What the task asks> Take every line from the material that has the word "Biens" in it.

....

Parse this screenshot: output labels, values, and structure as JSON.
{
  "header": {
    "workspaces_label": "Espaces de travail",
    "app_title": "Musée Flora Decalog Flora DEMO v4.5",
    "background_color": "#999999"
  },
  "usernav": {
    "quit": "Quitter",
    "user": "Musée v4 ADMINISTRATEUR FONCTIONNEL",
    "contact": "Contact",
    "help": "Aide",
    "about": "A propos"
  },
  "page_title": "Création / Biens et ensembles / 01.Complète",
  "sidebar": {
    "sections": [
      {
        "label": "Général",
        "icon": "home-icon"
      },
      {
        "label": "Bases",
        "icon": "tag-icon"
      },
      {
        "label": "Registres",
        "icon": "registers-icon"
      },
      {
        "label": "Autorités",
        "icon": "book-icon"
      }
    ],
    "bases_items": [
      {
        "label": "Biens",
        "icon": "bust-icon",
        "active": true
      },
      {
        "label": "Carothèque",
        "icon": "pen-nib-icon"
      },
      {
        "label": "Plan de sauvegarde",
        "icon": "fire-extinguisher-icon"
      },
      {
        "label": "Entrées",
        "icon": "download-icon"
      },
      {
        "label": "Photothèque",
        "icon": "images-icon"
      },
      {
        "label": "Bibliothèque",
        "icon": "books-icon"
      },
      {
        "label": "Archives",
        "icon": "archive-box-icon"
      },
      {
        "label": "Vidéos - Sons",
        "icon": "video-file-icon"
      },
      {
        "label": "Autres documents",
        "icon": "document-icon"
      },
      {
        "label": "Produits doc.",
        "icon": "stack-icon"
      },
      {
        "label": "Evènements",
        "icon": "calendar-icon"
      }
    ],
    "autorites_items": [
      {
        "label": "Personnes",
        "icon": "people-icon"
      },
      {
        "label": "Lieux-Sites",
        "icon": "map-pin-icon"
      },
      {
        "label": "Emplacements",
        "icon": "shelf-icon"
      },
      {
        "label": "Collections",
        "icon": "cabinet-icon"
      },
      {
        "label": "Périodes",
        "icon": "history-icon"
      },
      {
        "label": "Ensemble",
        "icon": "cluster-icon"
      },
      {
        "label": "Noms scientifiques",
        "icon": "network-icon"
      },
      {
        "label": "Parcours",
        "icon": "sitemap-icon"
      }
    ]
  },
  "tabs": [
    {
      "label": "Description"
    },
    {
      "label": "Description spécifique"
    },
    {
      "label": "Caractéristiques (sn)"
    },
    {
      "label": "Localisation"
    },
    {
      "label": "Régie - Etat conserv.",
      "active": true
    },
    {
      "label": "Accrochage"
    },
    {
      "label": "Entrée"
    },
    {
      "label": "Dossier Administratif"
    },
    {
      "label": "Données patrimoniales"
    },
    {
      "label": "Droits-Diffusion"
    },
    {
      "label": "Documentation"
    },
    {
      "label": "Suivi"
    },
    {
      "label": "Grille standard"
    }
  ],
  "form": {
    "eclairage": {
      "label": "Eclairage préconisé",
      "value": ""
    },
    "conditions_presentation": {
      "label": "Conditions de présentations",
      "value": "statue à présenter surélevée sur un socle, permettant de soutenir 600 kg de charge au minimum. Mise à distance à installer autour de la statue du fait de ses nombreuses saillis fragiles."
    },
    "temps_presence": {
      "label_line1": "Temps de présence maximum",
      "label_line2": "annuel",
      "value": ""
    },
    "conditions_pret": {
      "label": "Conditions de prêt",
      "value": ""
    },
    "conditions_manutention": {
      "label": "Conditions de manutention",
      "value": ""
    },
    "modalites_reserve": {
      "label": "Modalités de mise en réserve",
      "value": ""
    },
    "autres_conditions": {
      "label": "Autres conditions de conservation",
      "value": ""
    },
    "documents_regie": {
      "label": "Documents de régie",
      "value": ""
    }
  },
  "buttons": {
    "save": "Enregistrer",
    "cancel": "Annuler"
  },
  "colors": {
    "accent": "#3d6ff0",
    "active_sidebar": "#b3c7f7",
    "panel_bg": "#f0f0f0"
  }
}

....

Reply to the exercise>
  "page_title": "Création / Biens et ensembles / 01.Complète",
        "label": "Biens",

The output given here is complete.